Follow up by asking what made your partner realize it was a mistake, what they learned from it and how they are different or more evolved because of their missteps. It says a lot about how your partner handles conflict and hardships and how they pull themselves back up from those experiences.
Other questions to ask your boo:
11. What are you like when you are stressed? And how will I know that you’re feeling that way?
12. Was there a time in your life when you were physically or emotionally weak? What happened to put you in that position, and what did you do to get out of it?
13. What makes you feel most safe physically, emotionally and financially? When have and haven’t you felt that way in your past (yes, even in past relationships)?
14. What makes you feel most seen? When have and haven’t you felt that way in your past (yes, even in past relationships)?
15. What makes you feel sexy? When have and haven’t you felt that way in your past (yes, even in past relationships)?
16. What is your love language?
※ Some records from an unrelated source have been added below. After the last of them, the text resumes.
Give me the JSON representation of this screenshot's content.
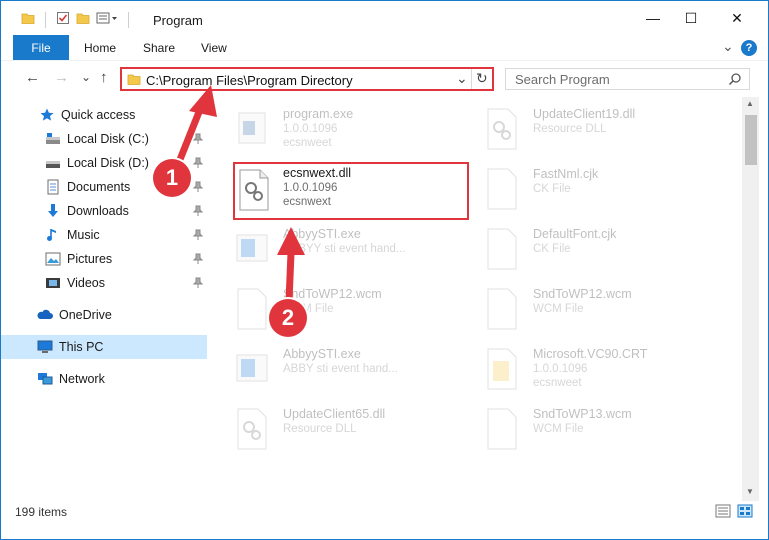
{
  "window": {
    "title": "Program",
    "controls": {
      "minimize": "—",
      "maximize": "☐",
      "close": "✕"
    }
  },
  "ribbon": {
    "file": "File",
    "tabs": [
      "Home",
      "Share",
      "View"
    ],
    "help": "?",
    "collapse": "⌄"
  },
  "address": {
    "path": "C:\\Program Files\\Program Directory",
    "refresh": "↻",
    "dropdown": "⌄"
  },
  "search": {
    "placeholder": "Search Program",
    "icon": "search-icon"
  },
  "nav": {
    "back": "←",
    "forward": "→",
    "recent": "⌄",
    "up": "↑",
    "items": [
      {
        "label": "Quick access",
        "icon": "star-icon",
        "pinned": false
      },
      {
        "label": "Local Disk (C:)",
        "icon": "drive-icon",
        "pinned": true
      },
      {
        "label": "Local Disk (D:)",
        "icon": "drive-icon",
        "pinned": true
      },
      {
        "label": "Documents",
        "icon": "documents-icon",
        "pinned": true
      },
      {
        "label": "Downloads",
        "icon": "download-icon",
        "pinned": true
      },
      {
        "label": "Music",
        "icon": "music-icon",
        "pinned": true
      },
      {
        "label": "Pictures",
        "icon": "pictures-icon",
        "pinned": true
      },
      {
        "label": "Videos",
        "icon": "videos-icon",
        "pinned": true
      },
      {
        "label": "OneDrive",
        "icon": "cloud-icon",
        "pinned": false
      },
      {
        "label": "This PC",
        "icon": "pc-icon",
        "pinned": false
      },
      {
        "label": "Network",
        "icon": "network-icon",
        "pinned": false
      }
    ]
  },
  "files": {
    "left": [
      {
        "name": "program.exe",
        "line2": "1.0.0.1096",
        "line3": "ecsnweet",
        "icon": "exe-icon"
      },
      {
        "name": "ecsnwext.dll",
        "line2": "1.0.0.1096",
        "line3": "ecsnwext",
        "icon": "dll-icon"
      },
      {
        "name": "AbbyySTI.exe",
        "line2": "ABBYY sti event hand...",
        "line3": "",
        "icon": "exe-icon"
      },
      {
        "name": "SndToWP12.wcm",
        "line2": "WCM File",
        "line3": "",
        "icon": "blank-file-icon"
      },
      {
        "name": "AbbyySTI.exe",
        "line2": "ABBY sti event hand...",
        "line3": "",
        "icon": "exe-icon"
      },
      {
        "name": "UpdateClient65.dll",
        "line2": "Resource DLL",
        "line3": "",
        "icon": "dll-icon"
      }
    ],
    "right": [
      {
        "name": "UpdateClient19.dll",
        "line2": "Resource DLL",
        "line3": "",
        "icon": "dll-icon"
      },
      {
        "name": "FastNml.cjk",
        "line2": "CK File",
        "line3": "",
        "icon": "blank-file-icon"
      },
      {
        "name": "DefaultFont.cjk",
        "line2": "CK File",
        "line3": "",
        "icon": "blank-file-icon"
      },
      {
        "name": "SndToWP12.wcm",
        "line2": "WCM File",
        "line3": "",
        "icon": "blank-file-icon"
      },
      {
        "name": "Microsoft.VC90.CRT",
        "line2": "1.0.0.1096",
        "line3": "ecsnweet",
        "icon": "folder-file-icon"
      },
      {
        "name": "SndToWP13.wcm",
        "line2": "WCM File",
        "line3": "",
        "icon": "blank-file-icon"
      }
    ]
  },
  "status": {
    "count": "199 items"
  },
  "annotations": {
    "step1": "1",
    "step2": "2",
    "color": "#e0353c"
  }
}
What is an example of when you have felt loved?
17. How much personal space do you need?
18. In general, do you like to be spontaneous or are you more of a planner?
19. What would life with you look like on an average day?
20. When it comes to money, how do you prioritize retirement and savings?
21. When it comes to having fun and letting go, what does that mean to you?
22. Are there life goals that you MUST explore and accomplish?
23. How often do you like to have sex?
24. What does your ideal partnership look like?
25. What do you most love about our relationship?